Entries from a dataset of interfaces:

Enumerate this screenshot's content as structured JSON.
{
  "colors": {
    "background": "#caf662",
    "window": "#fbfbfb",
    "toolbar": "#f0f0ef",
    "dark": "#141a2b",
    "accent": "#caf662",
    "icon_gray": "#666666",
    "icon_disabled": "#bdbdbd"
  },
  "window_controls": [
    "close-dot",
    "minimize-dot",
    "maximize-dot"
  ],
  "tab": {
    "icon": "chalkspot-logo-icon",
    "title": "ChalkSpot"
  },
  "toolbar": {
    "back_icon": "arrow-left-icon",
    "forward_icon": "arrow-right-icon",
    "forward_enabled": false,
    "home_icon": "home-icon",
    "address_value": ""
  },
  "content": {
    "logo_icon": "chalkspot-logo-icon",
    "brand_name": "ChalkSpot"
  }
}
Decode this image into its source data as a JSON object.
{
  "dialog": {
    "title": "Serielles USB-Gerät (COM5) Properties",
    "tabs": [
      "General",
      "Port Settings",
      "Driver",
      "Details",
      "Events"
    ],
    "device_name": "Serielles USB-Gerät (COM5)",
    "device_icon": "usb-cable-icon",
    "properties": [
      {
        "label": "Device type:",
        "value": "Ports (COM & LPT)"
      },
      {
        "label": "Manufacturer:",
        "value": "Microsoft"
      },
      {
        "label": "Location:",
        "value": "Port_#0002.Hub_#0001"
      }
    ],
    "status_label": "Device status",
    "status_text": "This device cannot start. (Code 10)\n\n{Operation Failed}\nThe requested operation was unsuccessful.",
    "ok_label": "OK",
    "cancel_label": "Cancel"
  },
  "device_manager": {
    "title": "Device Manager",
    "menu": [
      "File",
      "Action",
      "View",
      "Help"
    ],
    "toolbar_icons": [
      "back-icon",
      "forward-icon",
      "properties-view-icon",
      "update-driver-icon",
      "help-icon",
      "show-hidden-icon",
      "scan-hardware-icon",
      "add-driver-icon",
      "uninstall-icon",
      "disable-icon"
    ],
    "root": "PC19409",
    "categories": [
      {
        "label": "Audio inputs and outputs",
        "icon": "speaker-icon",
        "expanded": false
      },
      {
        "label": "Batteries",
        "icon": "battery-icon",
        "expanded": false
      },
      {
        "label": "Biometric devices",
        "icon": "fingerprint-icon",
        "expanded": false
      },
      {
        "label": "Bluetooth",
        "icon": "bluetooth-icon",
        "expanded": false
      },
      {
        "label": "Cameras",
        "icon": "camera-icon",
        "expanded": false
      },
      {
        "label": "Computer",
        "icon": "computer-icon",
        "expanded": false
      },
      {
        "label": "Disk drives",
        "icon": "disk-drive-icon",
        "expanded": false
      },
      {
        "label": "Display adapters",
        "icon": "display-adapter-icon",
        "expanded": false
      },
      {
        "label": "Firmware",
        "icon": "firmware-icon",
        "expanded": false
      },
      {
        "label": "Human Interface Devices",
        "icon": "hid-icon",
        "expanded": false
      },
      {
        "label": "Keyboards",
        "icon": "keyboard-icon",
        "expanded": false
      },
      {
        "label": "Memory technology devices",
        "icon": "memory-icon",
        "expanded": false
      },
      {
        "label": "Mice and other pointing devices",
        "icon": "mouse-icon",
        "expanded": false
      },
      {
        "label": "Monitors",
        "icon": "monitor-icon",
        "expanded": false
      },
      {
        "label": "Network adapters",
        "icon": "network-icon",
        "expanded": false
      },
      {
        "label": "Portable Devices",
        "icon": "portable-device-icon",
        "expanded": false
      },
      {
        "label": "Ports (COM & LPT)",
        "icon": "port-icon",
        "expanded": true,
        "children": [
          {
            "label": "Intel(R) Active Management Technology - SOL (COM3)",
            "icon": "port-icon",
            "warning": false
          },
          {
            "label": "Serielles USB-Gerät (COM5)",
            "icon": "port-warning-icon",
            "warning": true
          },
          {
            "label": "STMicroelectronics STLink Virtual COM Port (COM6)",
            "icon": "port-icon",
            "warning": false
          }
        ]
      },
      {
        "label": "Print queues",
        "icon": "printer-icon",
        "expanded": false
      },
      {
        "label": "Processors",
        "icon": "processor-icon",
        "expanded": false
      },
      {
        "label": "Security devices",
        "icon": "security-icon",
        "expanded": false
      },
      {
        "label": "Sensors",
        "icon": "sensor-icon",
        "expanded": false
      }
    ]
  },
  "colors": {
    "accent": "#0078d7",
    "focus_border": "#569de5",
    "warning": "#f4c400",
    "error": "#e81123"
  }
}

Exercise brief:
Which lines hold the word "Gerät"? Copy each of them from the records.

Expected answer:
    "title": "Serielles USB-Gerät (COM5) Properties",
    "device_name": "Serielles USB-Gerät (COM5)",
            "label": "Serielles USB-Gerät (COM5)",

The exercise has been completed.